A 60-second read by Anthony Benante, CFA: Baron Financial Group is an institutional investor. As an independent RIA (Registered Investment Advisor) with no allegiance to any investment company, we use a process to identify investments for both our clients, as well as our own investment portfolios. One of the filters in the process is cost. This comes in to play mostly with mutual funds and exchange-traded funds. When institutionally-priced mutual funds make sense, we take advantage of the opportunity.
In the world of mutual funds (which are pools of assets such as stocks and/or bonds), there can be different pricing for the same underlying investments. For simplification, you could think about these different pricing levels as institutional and retail. Whether you buy institutional class shares or retail-priced shares from a mutual fund, the investment itself will basically be the same, except for at least one factor. The major difference between the two is their fees and this can directly impact investor performance. For example, retail-priced shares can have higher expense ratios, while institutional class shares can have ongoing lower expense ratios (an expense ratio is a measurement of what an investment company charges to run a mutual fund). Retail customers may experience the effects of higher expense ratios because they typically have lower purchasing power. Retail investors may also be subjected to upfront fees (fees when you purchase shares) as well as back-end fees (fees when you decide to sell your shares). There can also be yearly marketing fees called “12b-1” fees that you might have to pay. Finally, there may be a minimum to what you have to buy.
Institutional class shares, on the other hand, tend to offer a pricing advantage because of their lower fees. There are typically no initial upfront percentage fees (note that there can be a small nominal transaction fee to purchase these funds) and no maximum sales fees are allowed. With lower expense ratios, more of your money is actually being invested.
Ask an advisor at Baron Financial Group to find out if institutional class mutual funds are right for you.

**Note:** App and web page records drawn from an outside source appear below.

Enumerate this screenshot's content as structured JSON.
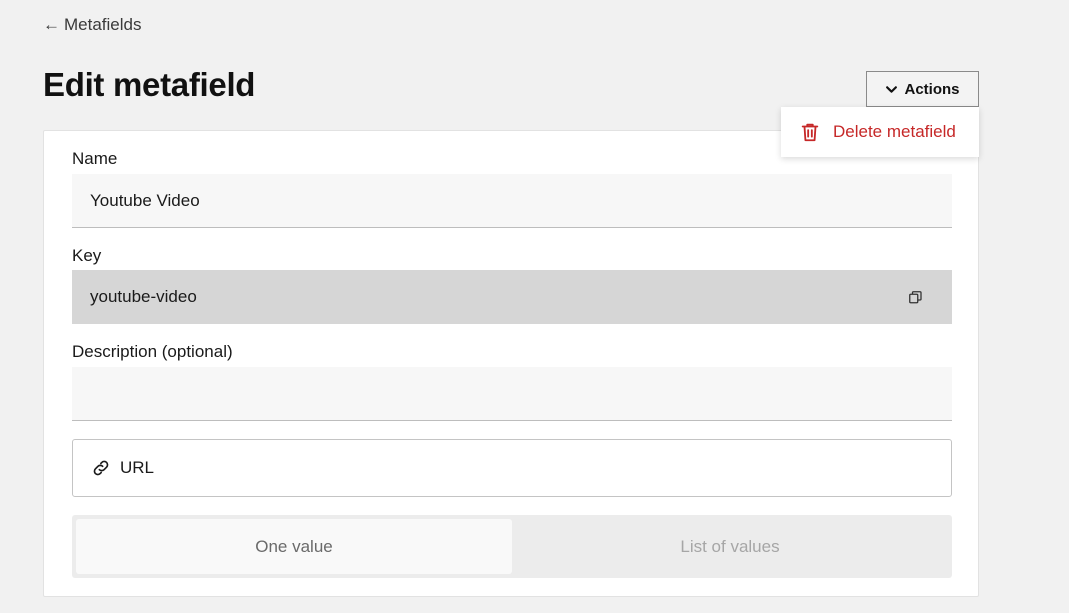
{
  "nav": {
    "back_arrow": "←",
    "back_label": "Metafields"
  },
  "header": {
    "title": "Edit metafield",
    "actions_label": "Actions"
  },
  "actions_menu": {
    "items": [
      {
        "label": "Delete metafield",
        "icon": "trash-icon",
        "color": "#c62828"
      }
    ]
  },
  "form": {
    "name": {
      "label": "Name",
      "value": "Youtube Video"
    },
    "key": {
      "label": "Key",
      "value": "youtube-video"
    },
    "description": {
      "label": "Description (optional)",
      "value": ""
    },
    "type": {
      "label": "URL",
      "icon": "link-icon"
    },
    "value_mode": {
      "options": [
        "One value",
        "List of values"
      ],
      "selected": "One value"
    }
  }
}
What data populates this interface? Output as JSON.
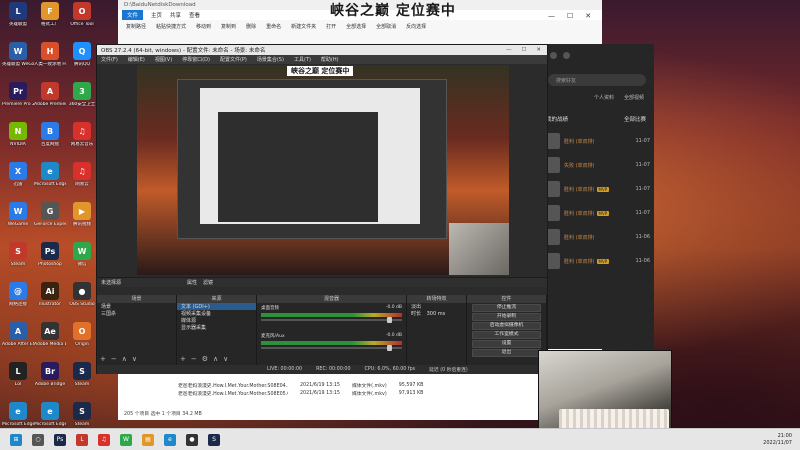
{
  "overlay_title": "峡谷之巅 定位赛中",
  "desktop_icons": [
    {
      "label": "英雄联盟",
      "color": "#1f3a7a",
      "glyph": "L"
    },
    {
      "label": "格式工厂",
      "color": "#e0962a",
      "glyph": "F"
    },
    {
      "label": "Office Tool",
      "color": "#c0392b",
      "glyph": "O"
    },
    {
      "label": "英雄联盟 WeGame版",
      "color": "#2a5ea8",
      "glyph": "W"
    },
    {
      "label": "人类一败涂地 Human Fall Flat",
      "color": "#d94f2a",
      "glyph": "H"
    },
    {
      "label": "腾讯QQ",
      "color": "#1e90ff",
      "glyph": "Q"
    },
    {
      "label": "Premiere Pro 2019",
      "color": "#2a1b5c",
      "glyph": "Pr"
    },
    {
      "label": "Adobe Premiere",
      "color": "#c0392b",
      "glyph": "A"
    },
    {
      "label": "360安全卫士",
      "color": "#2ea84a",
      "glyph": "3"
    },
    {
      "label": "NVIDIA",
      "color": "#76b900",
      "glyph": "N"
    },
    {
      "label": "百度网盘",
      "color": "#2a7be8",
      "glyph": "B"
    },
    {
      "label": "网易云音乐",
      "color": "#d8302a",
      "glyph": "♫"
    },
    {
      "label": "迅雷",
      "color": "#2a7be8",
      "glyph": "X"
    },
    {
      "label": "Microsoft Edge",
      "color": "#1e88c8",
      "glyph": "e"
    },
    {
      "label": "网易云",
      "color": "#d8302a",
      "glyph": "♫"
    },
    {
      "label": "WeGame",
      "color": "#2a7be8",
      "glyph": "W"
    },
    {
      "label": "GeForce Experience",
      "color": "#555",
      "glyph": "G"
    },
    {
      "label": "腾讯视频",
      "color": "#e0962a",
      "glyph": "▶"
    },
    {
      "label": "Steam",
      "color": "#c0392b",
      "glyph": "S"
    },
    {
      "label": "Photoshop",
      "color": "#1b2a4a",
      "glyph": "Ps"
    },
    {
      "label": "微信",
      "color": "#2ea84a",
      "glyph": "W"
    },
    {
      "label": "网络连接",
      "color": "#2a7be8",
      "glyph": "@"
    },
    {
      "label": "Illustrator",
      "color": "#3a2410",
      "glyph": "Ai"
    },
    {
      "label": "OBS Studio",
      "color": "#333",
      "glyph": "●"
    },
    {
      "label": "Adobe After Effects",
      "color": "#2a5ea8",
      "glyph": "A"
    },
    {
      "label": "Adobe Media Encoder",
      "color": "#333",
      "glyph": "Ae"
    },
    {
      "label": "Origin",
      "color": "#e0702a",
      "glyph": "O"
    },
    {
      "label": "Lol",
      "color": "#222",
      "glyph": "L"
    },
    {
      "label": "Adobe Bridge",
      "color": "#2a1b5c",
      "glyph": "Br"
    },
    {
      "label": "Steam",
      "color": "#1b2a4a",
      "glyph": "S"
    },
    {
      "label": "Microsoft Edge",
      "color": "#1e88c8",
      "glyph": "e"
    },
    {
      "label": "Microsoft Edge",
      "color": "#1e88c8",
      "glyph": "e"
    },
    {
      "label": "Steam",
      "color": "#1b2a4a",
      "glyph": "S"
    }
  ],
  "explorer": {
    "path": "D:\\BaiduNetdiskDownload",
    "tabs": [
      "文件",
      "主页",
      "共享",
      "查看"
    ],
    "ribbon": [
      "复制路径",
      "粘贴快捷方式",
      "移动到",
      "复制到",
      "删除",
      "重命名",
      "新建文件夹",
      "打开",
      "全部选择",
      "全部取消",
      "反向选择"
    ],
    "files": [
      {
        "name": "老爸老妈浪漫史.How.I.Met.Your.Mother.S08E04...",
        "date": "2021/6/19 13:15",
        "type": "媒体文件(.mkv)",
        "size": "95,597 KB"
      },
      {
        "name": "老爸老妈浪漫史.How.I.Met.Your.Mother.S08E05.Chi_Eng.WEBrip...",
        "date": "2021/6/19 13:15",
        "type": "媒体文件(.mkv)",
        "size": "97,913 KB"
      }
    ],
    "status": "205 个项目    选中 1 个项目  34.2 MB"
  },
  "side_panel": {
    "search_placeholder": "搜索好友",
    "tabs": [
      "个人资料",
      "全部视频"
    ],
    "heading": "我的战绩",
    "heading_right": "全部比赛",
    "rows": [
      {
        "name": "胜利 (单双排)",
        "time": "11-07",
        "badge": ""
      },
      {
        "name": "失败 (单双排)",
        "time": "11-07",
        "badge": ""
      },
      {
        "name": "胜利 (单双排)",
        "time": "11-07",
        "badge": "MVP"
      },
      {
        "name": "胜利 (单双排)",
        "time": "11-07",
        "badge": "MVP"
      },
      {
        "name": "胜利 (单双排)",
        "time": "11-06",
        "badge": ""
      },
      {
        "name": "胜利 (单双排)",
        "time": "11-06",
        "badge": "MVP"
      }
    ]
  },
  "obs": {
    "title": "OBS 27.2.4 (64-bit, windows) - 配置文件: 未命名 - 场景: 未命名",
    "menu": [
      "文件(F)",
      "编辑(E)",
      "视图(V)",
      "停靠窗口(D)",
      "配置文件(P)",
      "场景集合(S)",
      "工具(T)",
      "帮助(H)"
    ],
    "nested_title": "峡谷之巅 定位赛中",
    "controls_bar": [
      "未选择源",
      "属性",
      "滤镜"
    ],
    "docks": {
      "scenes": {
        "header": "场景",
        "items": [
          "场景",
          "三国杀"
        ]
      },
      "sources": {
        "header": "来源",
        "items": [
          "文本 (GDI+)",
          "视频采集设备",
          "媒体源",
          "显示器采集"
        ]
      },
      "mixer": {
        "header": "混音器",
        "channels": [
          {
            "name": "桌面音频",
            "level": "-0.0 dB"
          },
          {
            "name": "麦克风/Aux",
            "level": "-0.0 dB"
          }
        ]
      },
      "transitions": {
        "header": "转场特效",
        "type": "淡出",
        "duration_label": "时长",
        "duration": "300 ms"
      },
      "controls": {
        "header": "控件",
        "buttons": [
          "停止推流",
          "开始录制",
          "启动虚拟摄像机",
          "工作室模式",
          "设置",
          "退出"
        ]
      }
    },
    "status": {
      "live": "LIVE: 00:00:00",
      "rec": "REC: 00:00:00",
      "cpu": "CPU: 6.0%, 60.00 fps",
      "drop": "延迟 (0 秒后重连)"
    }
  },
  "taskbar": {
    "clock_time": "21:00",
    "clock_date": "2022/11/07",
    "icons": [
      {
        "name": "start",
        "color": "#1e88c8",
        "glyph": "⊞"
      },
      {
        "name": "search",
        "color": "#555",
        "glyph": "○"
      },
      {
        "name": "photoshop",
        "color": "#1b2a4a",
        "glyph": "Ps"
      },
      {
        "name": "lol",
        "color": "#c0392b",
        "glyph": "L"
      },
      {
        "name": "netease",
        "color": "#d8302a",
        "glyph": "♫"
      },
      {
        "name": "wechat",
        "color": "#2ea84a",
        "glyph": "W"
      },
      {
        "name": "explorer",
        "color": "#e0962a",
        "glyph": "▤"
      },
      {
        "name": "edge",
        "color": "#1e88c8",
        "glyph": "e"
      },
      {
        "name": "obs",
        "color": "#333",
        "glyph": "●"
      },
      {
        "name": "steam",
        "color": "#1b2a4a",
        "glyph": "S"
      }
    ]
  }
}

Disclosure: This material is not intended to be relied upon as a forecast, research, tax or investment advice. Please consult your financial planning and tax professional for personal advice.